A collective of bibliophiles talking about books. Book Fox (vulpes libris): small bibliovorous mammal of overactive imagination and uncommonly large bookshop expenses. Habitat: anywhere the rustle of pages can be heard.
Ok, I admit it – the title above is just a tad exaggerated (for poetic effect, you know), but it’s perfectly true to say ebooks have, if not saved my writing career (I don’t have one: it’s my vocation. My career is as a University PA) then at least given it a thoroughly delightful and much needed shot in the arm.
I’ve been a jobbing fiction writer for about twelve years now. When I started out in Y2K, I did what I was told to do: I won or was shortlisted in a good mix of mainstream competitions and then spent a long time hunting down elusive agents and publishers in order to get that supposedly desirable paperback book deal. I came close a couple of times, and once even had an agent for a while but it never happened for me. What paperback deals I did get were with very small publishers who didn’t sell much, and I also self-published a couple of other novels with Lulu, including Thorn in the Flesh, which was longlisted in the 2006 CWA Debut Dagger Awards. Ah, happy memories.

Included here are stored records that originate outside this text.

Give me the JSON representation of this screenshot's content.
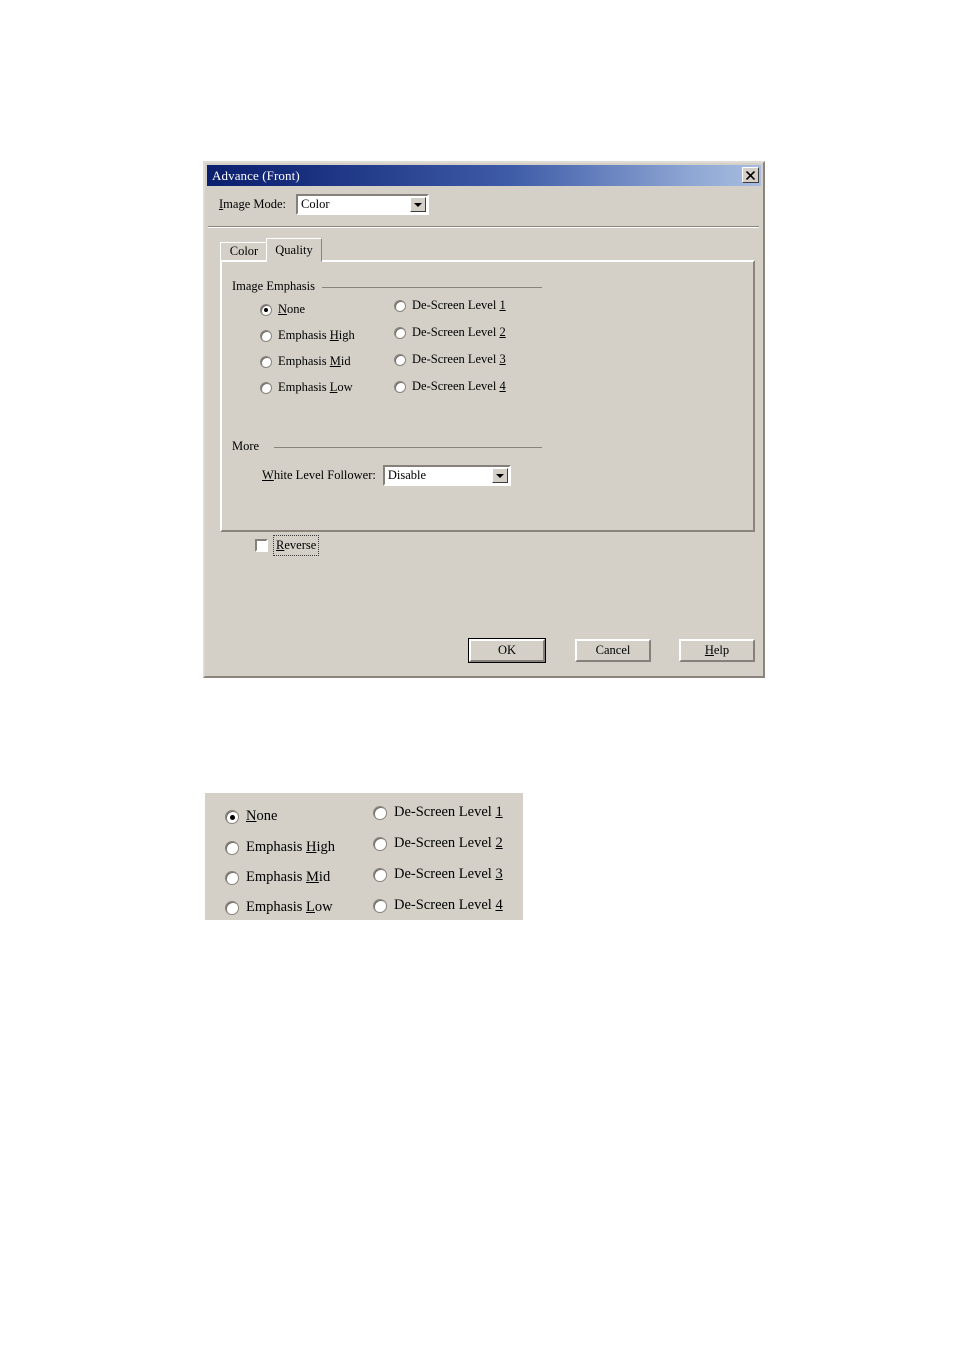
{
  "dialog": {
    "title": "Advance  (Front)",
    "close_icon": "close-icon",
    "image_mode": {
      "label": "Image Mode:",
      "label_accel": "I",
      "value": "Color"
    },
    "tabs": [
      {
        "label": "Color",
        "selected": false
      },
      {
        "label": "Quality",
        "selected": true
      }
    ],
    "groups": {
      "image_emphasis": {
        "caption": "Image Emphasis",
        "left_column": [
          {
            "label": "None",
            "accel": "N",
            "checked": true
          },
          {
            "label": "Emphasis High",
            "accel": "H",
            "checked": false
          },
          {
            "label": "Emphasis Mid",
            "accel": "M",
            "checked": false
          },
          {
            "label": "Emphasis Low",
            "accel": "L",
            "checked": false
          }
        ],
        "right_column": [
          {
            "label": "De-Screen Level 1",
            "accel": "1",
            "checked": false
          },
          {
            "label": "De-Screen Level 2",
            "accel": "2",
            "checked": false
          },
          {
            "label": "De-Screen Level 3",
            "accel": "3",
            "checked": false
          },
          {
            "label": "De-Screen Level 4",
            "accel": "4",
            "checked": false
          }
        ]
      },
      "more": {
        "caption": "More",
        "white_level_follower": {
          "label": "White Level Follower:",
          "label_accel": "W",
          "value": "Disable"
        },
        "reverse": {
          "label": "Reverse",
          "accel": "R",
          "checked": false,
          "focused": true
        }
      }
    },
    "buttons": {
      "ok": "OK",
      "cancel": "Cancel",
      "help": "Help",
      "help_accel": "H"
    }
  },
  "figure2": {
    "left_column": [
      {
        "label": "None",
        "accel": "N",
        "checked": true
      },
      {
        "label": "Emphasis High",
        "accel": "H",
        "checked": false
      },
      {
        "label": "Emphasis Mid",
        "accel": "M",
        "checked": false
      },
      {
        "label": "Emphasis Low",
        "accel": "L",
        "checked": false
      }
    ],
    "right_column": [
      {
        "label": "De-Screen Level 1",
        "accel": "1",
        "checked": false
      },
      {
        "label": "De-Screen Level 2",
        "accel": "2",
        "checked": false
      },
      {
        "label": "De-Screen Level 3",
        "accel": "3",
        "checked": false
      },
      {
        "label": "De-Screen Level 4",
        "accel": "4",
        "checked": false
      }
    ]
  },
  "colors": {
    "face": "#d4d0c8",
    "title_start": "#0a1f6e",
    "title_end": "#a8bde0",
    "shadow": "#8a857c"
  }
}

When I started writing seriously I promised myself ten years to make some kind of success of it so about two or three years ago, I gave careful consideration to not writing any more as it was becoming too much effort for very little reward. Then, slowly but surely, I began to get more ebook deals with commercial e-publishers, and actually began to sell my books regularly, if not in large numbers.
What I find very interesting indeed is that now most of my best-selling work is short stories. I think the rise of the e-reader has given a whole new lease of life to writers, such as myself, who happily write short stories as well as novels as we can sell our work individually to a variety of publishers without having to spend years getting a collection together for paperback publication. Readers enjoy short stories more than the mainstream press would have us believe, and they’re getting these stories via e-readers. These days, my stories are published by Amber Allure Press (gay erotic romance), Untreed Reads (literary, lesbian and biblical fiction), Riptide Publishing (gay erotic/literary) and Musa Publishing (gay romance).
Later this year, my first children’s book, The Origami Nun, is being epublished by Karabeth Publishing under my pseudonym Lori Olding, and I’ve just been commissioned to write a gay short story for a specific line at Amber Allure Press which I’m currently working on. So, because of ebooks there are at last other perfectly viable outlets for the overlooked writers amongst us.
And, as you can see, a large part of the joy of being an ebook writer for me is the astonishing opportunity to write for publication in a wide variety of genres. I really hate the thought of sticking to just one type of fiction. I don’t read just one type and never have, so why should I be constrained to write it? I love romance, thrillers, historical fiction, literary fiction, comedy, fantasy and everything I can think of really, except I’m not that keen on graphic horror. On my “now reading” shelf is a gay erotic short story, a Christian book, a romantic comedy, a poetry collection and an historical biography. This is the kind of literary freedom ebooks have given me which I don’t think I’d ever have found in the mainstream paperback press.
In addition, as a super-keen reader, I also welcome the rise of the ebook. Not as a replacement for the paperback, but as a marvellous addition to the family. After all, TV hasn’t replaced cinema, and computers don’t mean people no longer need pens – there’s a place for all these riches in our lives, and paperbacks and ebooks are no different. They’re not in competition with each other, but are instead complementary to each other – long live them both! That said, I must admit that my eyesight rejoices in the fact that I can make the font of an ebook larger (thank goodness) and my bank balance rejoices in the relative cheapness of ebooks. My husband is also very happy indeed that my holiday book packing is now only one Kindle, and he no longer has to pay extra for taking my huge numbers of paperbacks abroad in a stuffed-to-the-brim suitcase …
So for me, and speaking both as a writer and a reader, ebooks are a blessing and a delight. Anything that gives more opportunities to hard-working good quality writers and widens the choices of book formats available to readers gets my vote. Happy e-reading to all.
[Anne is a part-time writer and full-time reader, originally from Essex and now living in Surrey. Her latest ebook is literary paranormal short story, The Gift of the Snow, published by Untreed Reads.]